━━━━━ Records for this task

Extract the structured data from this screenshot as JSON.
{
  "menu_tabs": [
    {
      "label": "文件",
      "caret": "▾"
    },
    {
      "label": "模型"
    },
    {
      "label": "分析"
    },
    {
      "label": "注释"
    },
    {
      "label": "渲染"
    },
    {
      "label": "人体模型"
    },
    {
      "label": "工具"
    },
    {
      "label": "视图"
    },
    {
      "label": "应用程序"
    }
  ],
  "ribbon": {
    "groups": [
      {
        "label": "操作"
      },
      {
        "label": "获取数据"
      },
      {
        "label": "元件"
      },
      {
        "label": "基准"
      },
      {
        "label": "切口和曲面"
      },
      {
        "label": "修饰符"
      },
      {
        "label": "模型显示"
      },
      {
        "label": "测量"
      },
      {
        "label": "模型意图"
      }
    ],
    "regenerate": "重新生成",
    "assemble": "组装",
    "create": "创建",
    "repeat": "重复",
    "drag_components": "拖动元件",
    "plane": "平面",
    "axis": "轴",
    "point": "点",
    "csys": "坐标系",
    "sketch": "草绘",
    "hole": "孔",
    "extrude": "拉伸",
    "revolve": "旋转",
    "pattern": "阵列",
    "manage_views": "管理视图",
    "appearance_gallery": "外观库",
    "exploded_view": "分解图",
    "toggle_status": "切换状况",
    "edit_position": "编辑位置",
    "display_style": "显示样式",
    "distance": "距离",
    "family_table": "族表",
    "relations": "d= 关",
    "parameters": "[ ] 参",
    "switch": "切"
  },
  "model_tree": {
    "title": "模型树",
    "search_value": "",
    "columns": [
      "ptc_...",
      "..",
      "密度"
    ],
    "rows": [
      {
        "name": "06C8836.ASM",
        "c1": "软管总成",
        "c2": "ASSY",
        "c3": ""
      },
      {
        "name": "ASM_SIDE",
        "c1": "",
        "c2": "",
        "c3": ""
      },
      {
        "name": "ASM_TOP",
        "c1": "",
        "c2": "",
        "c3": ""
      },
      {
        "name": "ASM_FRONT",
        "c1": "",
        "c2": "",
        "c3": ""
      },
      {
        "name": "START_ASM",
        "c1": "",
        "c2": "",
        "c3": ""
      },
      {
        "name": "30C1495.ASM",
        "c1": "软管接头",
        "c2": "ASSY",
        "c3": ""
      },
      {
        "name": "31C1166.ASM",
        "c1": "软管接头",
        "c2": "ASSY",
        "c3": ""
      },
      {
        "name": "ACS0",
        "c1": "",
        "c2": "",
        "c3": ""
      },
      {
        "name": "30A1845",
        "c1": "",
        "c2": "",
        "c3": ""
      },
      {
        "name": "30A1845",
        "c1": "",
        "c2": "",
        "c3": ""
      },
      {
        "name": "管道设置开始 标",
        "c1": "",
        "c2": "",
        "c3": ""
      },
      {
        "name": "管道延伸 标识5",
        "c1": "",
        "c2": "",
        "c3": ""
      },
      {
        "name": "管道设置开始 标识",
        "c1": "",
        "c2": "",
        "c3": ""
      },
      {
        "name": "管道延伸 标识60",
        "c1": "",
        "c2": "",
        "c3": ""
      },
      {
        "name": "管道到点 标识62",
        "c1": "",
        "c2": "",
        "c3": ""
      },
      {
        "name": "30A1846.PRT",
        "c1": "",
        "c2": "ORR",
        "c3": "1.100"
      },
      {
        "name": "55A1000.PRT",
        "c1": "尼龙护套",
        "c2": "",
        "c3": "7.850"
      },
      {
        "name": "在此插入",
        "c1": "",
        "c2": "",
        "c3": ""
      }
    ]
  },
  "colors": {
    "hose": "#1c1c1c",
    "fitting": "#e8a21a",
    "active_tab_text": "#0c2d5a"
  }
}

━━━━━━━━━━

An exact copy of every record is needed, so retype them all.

=== Response to the exercise ===
Extract the structured data from this screenshot as JSON.
{
  "menu_tabs": [
    {
      "label": "文件",
      "caret": "▾"
    },
    {
      "label": "模型"
    },
    {
      "label": "分析"
    },
    {
      "label": "注释"
    },
    {
      "label": "渲染"
    },
    {
      "label": "人体模型"
    },
    {
      "label": "工具"
    },
    {
      "label": "视图"
    },
    {
      "label": "应用程序"
    }
  ],
  "ribbon": {
    "groups": [
      {
        "label": "操作"
      },
      {
        "label": "获取数据"
      },
      {
        "label": "元件"
      },
      {
        "label": "基准"
      },
      {
        "label": "切口和曲面"
      },
      {
        "label": "修饰符"
      },
      {
        "label": "模型显示"
      },
      {
        "label": "测量"
      },
      {
        "label": "模型意图"
      }
    ],
    "regenerate": "重新生成",
    "assemble": "组装",
    "create": "创建",
    "repeat": "重复",
    "drag_components": "拖动元件",
    "plane": "平面",
    "axis": "轴",
    "point": "点",
    "csys": "坐标系",
    "sketch": "草绘",
    "hole": "孔",
    "extrude": "拉伸",
    "revolve": "旋转",
    "pattern": "阵列",
    "manage_views": "管理视图",
    "appearance_gallery": "外观库",
    "exploded_view": "分解图",
    "toggle_status": "切换状况",
    "edit_position": "编辑位置",
    "display_style": "显示样式",
    "distance": "距离",
    "family_table": "族表",
    "relations": "d= 关",
    "parameters": "[ ] 参",
    "switch": "切"
  },
  "model_tree": {
    "title": "模型树",
    "search_value": "",
    "columns": [
      "ptc_...",
      "..",
      "密度"
    ],
    "rows": [
      {
        "name": "06C8836.ASM",
        "c1": "软管总成",
        "c2": "ASSY",
        "c3": ""
      },
      {
        "name": "ASM_SIDE",
        "c1": "",
        "c2": "",
        "c3": ""
      },
      {
        "name": "ASM_TOP",
        "c1": "",
        "c2": "",
        "c3": ""
      },
      {
        "name": "ASM_FRONT",
        "c1": "",
        "c2": "",
        "c3": ""
      },
      {
        "name": "START_ASM",
        "c1": "",
        "c2": "",
        "c3": ""
      },
      {
        "name": "30C1495.ASM",
        "c1": "软管接头",
        "c2": "ASSY",
        "c3": ""
      },
      {
        "name": "31C1166.ASM",
        "c1": "软管接头",
        "c2": "ASSY",
        "c3": ""
      },
      {
        "name": "ACS0",
        "c1": "",
        "c2": "",
        "c3": ""
      },
      {
        "name": "30A1845",
        "c1": "",
        "c2": "",
        "c3": ""
      },
      {
        "name": "30A1845",
        "c1": "",
        "c2": "",
        "c3": ""
      },
      {
        "name": "管道设置开始 标",
        "c1": "",
        "c2": "",
        "c3": ""
      },
      {
        "name": "管道延伸 标识5",
        "c1": "",
        "c2": "",
        "c3": ""
      },
      {
        "name": "管道设置开始 标识",
        "c1": "",
        "c2": "",
        "c3": ""
      },
      {
        "name": "管道延伸 标识60",
        "c1": "",
        "c2": "",
        "c3": ""
      },
      {
        "name": "管道到点 标识62",
        "c1": "",
        "c2": "",
        "c3": ""
      },
      {
        "name": "30A1846.PRT",
        "c1": "",
        "c2": "ORR",
        "c3": "1.100"
      },
      {
        "name": "55A1000.PRT",
        "c1": "尼龙护套",
        "c2": "",
        "c3": "7.850"
      },
      {
        "name": "在此插入",
        "c1": "",
        "c2": "",
        "c3": ""
      }
    ]
  },
  "colors": {
    "hose": "#1c1c1c",
    "fitting": "#e8a21a",
    "active_tab_text": "#0c2d5a"
  }
}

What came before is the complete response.